The crypto market is already on the recovery course from its recent setbacks, however, it’s important to remain vigilant and discerning when it comes to who you trust with your funds. Bitpanda is proud to be recognised as one of the safest and most regulated platforms in Europe. We understand and welcome the increased demand from crypto investors for improved financial transparency across the board. We’re leading the way by actively seeking to be regulated by several jurisdictions. 

We also ensure that our funds are regularly reviewed by a third party so that our customers have visibility into our assets and verification that their investments are covered by corresponding crypto funds stored in Bitpanda’s cold wallets. In fact, Bitpanda customers can request the results of previous reports at any time on our website.

This article does not constitute investment advice, nor is it an offer or invitation to purchase any digital assets.

This article is for general purposes of information only and no representation or warranty, either expressed or implied, is made as to, and no reliance should be placed on, the fairness, accuracy, completeness or correctness of this article or opinions contained herein. 

Some statements contained in this article may be of future expectations that are based on our current views and assumptions and involve uncertainties that could cause actual results, performance or events which differ from those statements. 

None of the Bitpanda GmbH nor any of its affiliates, advisors or representatives shall have any liability whatsoever arising in connection with this article. 

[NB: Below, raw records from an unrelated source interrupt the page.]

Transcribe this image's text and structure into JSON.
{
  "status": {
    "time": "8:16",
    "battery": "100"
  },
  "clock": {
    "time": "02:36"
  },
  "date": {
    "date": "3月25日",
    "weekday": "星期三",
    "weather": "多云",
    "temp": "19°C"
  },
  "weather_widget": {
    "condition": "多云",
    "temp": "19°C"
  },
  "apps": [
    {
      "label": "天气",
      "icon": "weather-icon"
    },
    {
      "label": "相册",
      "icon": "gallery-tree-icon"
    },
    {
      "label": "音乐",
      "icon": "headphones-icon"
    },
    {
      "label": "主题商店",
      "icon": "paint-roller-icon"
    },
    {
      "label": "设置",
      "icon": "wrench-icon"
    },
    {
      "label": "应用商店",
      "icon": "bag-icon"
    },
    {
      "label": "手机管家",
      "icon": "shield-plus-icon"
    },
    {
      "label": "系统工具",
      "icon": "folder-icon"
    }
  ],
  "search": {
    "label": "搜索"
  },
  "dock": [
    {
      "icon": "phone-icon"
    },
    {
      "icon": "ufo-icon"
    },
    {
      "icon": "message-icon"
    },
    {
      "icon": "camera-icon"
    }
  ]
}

Please note that an investment in digital assets carries risks in addition to the opportunities described above.